A supramolecular approach for building a potential controlled drug delivery system is both simple and efficient. CB strongly complexes P4VPH+, making up the corona shell of the micelle, at acidic and neutral pH which affords a closed delivery system with minimal leakage. Under basic conditions, the micelles will shrink and cargo release will be initiated. The presence of CB slows down the release rate and thus provides more control over this system. Designing drug delivery systems that offer prolonged drug release and are only operational under basic pH, such that the pancreatic cancer duct can afford both controlled and targeted release to diseased tissues [28, 29]. Further studies are now underway to incorporate this concept into biocompatible block copolymers for in vivo applications.
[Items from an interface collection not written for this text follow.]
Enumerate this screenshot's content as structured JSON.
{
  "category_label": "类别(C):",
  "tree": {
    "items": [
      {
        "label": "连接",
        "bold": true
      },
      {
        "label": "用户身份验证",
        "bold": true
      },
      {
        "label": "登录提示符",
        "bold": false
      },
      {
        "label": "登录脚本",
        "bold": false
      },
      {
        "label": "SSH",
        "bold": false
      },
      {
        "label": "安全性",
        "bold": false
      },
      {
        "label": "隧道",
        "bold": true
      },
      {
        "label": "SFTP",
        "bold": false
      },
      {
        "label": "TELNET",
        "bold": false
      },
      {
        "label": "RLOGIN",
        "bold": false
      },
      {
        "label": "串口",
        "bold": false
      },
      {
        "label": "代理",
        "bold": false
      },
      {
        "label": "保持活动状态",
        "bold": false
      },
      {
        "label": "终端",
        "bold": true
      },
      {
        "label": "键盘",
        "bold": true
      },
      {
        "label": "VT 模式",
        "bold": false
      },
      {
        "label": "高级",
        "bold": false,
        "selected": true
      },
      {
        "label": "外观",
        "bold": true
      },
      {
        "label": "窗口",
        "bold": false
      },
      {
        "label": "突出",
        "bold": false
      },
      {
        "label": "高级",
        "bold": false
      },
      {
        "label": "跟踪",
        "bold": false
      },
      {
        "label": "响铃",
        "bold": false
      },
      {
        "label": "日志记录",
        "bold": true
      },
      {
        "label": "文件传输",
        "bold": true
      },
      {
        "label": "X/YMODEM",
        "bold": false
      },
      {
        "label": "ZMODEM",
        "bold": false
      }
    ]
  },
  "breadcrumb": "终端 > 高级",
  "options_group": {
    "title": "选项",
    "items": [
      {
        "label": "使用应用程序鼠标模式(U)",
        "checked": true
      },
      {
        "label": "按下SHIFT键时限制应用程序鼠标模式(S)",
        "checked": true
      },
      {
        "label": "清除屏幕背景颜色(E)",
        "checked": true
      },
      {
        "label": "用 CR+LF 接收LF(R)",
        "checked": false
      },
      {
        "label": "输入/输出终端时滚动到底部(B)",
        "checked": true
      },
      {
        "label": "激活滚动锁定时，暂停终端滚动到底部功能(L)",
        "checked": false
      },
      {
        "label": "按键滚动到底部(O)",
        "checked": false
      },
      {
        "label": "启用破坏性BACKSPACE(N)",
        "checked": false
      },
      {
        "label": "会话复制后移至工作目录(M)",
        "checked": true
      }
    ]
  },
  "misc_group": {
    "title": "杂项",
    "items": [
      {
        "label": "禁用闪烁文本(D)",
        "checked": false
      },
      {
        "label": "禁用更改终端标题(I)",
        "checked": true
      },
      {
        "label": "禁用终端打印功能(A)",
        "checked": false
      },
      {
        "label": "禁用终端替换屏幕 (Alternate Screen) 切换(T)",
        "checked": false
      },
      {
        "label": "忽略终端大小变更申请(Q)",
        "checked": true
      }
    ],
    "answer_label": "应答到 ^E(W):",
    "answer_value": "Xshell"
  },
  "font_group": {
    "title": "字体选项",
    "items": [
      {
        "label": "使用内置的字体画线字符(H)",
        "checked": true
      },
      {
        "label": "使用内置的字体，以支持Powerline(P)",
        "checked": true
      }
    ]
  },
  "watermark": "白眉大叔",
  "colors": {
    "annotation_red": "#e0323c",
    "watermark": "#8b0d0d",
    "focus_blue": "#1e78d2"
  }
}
The authors thank King Abdullah University of Science and Technology (KAUST) for the financial support. There is no financial gain from any commercial material used.
J. Ruokolainen, G. ten Brinke, and O. Ikkala, “Supramolecular polymeric materials with hierarchical structure-within-structure morphologies,” Advanced Materials, vol. 11, pp. 777–780, 1999.View at: Google Scholar
Z. Gao, S. K. Varshney, S. Wong, and A. Eisenberg, “Block copolymer “crew-cut” micelles in water,” Macromolecules, vol. 27, no. 26, pp. 7923–7927, 1994.View at: Google Scholar
J. Zhu, A. Eisenberg, and R. B. Lennox, “Interfacial behavior of block polyelectrolytes. 1. Evidence for novel surface micelle formation,” Journal of the American Chemical Society, vol. 113, no. 15, pp. 5583–5588, 1991.View at: Google Scholar
H.-K. Lee, K. M. Park, Y. J. Jeon et al., “Vesicle formed by amphiphilc cucurbituril: versatile, noncovalent modification of the vesicle surface, and multivalent binding of sugar-decorated vesicles to lectin,” Journal of the American Chemical Society, vol. 127, no. 14, pp. 5006–5007, 2005.View at: Publisher Site | Google Scholar
F. W. L. Vögtle, Mock in Comprehensive Supramolecular Chemistry, vol. 2, Pergamon Press, Oxford, UK, 1996.
M. Jacquin, P. Muller, H. Cottet, and O. Théodoly, “Self-assembly of charged amphiphilic diblock copolymers with insoluble blocks of decreasing hydrophobicity: from kinetically frozen colloids to macrosurfactants,” Langmuir, vol. 26, no. 24, pp. 18681–18693, 2010.View at: Publisher Site | Google Scholar
H. Ishiguro, M. C. Steward, R. W. Wilson, and R. M. Case, “Bicarbonate secretion in interlobular ducts from guinea-pig pancreas,” Journal of Physiology, vol. 495, no. 1, pp. 179–191, 1996.View at: Google Scholar